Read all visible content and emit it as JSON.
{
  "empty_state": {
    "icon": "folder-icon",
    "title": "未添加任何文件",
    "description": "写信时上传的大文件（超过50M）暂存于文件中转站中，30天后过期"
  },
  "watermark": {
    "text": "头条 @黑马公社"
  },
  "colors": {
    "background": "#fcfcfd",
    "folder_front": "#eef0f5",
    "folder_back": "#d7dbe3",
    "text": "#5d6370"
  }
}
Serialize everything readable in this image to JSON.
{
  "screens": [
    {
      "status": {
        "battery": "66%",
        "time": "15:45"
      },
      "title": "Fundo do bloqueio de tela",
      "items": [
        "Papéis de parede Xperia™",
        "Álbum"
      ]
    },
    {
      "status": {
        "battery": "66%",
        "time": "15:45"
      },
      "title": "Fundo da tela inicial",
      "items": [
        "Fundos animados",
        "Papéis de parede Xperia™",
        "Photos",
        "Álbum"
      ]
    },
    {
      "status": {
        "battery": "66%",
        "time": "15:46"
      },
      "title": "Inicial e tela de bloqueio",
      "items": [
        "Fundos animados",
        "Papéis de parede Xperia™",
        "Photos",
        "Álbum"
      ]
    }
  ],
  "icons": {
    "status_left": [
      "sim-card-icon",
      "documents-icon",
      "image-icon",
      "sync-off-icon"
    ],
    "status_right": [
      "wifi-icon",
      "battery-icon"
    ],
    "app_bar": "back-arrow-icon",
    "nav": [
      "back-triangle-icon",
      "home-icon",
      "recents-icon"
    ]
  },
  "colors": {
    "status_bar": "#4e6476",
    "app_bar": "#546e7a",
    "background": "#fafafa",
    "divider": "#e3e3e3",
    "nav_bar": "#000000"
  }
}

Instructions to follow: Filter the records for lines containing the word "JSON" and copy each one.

Answer to this exercise:
Read all visible content and emit it as JSON.
Serialize everything readable in this image to JSON.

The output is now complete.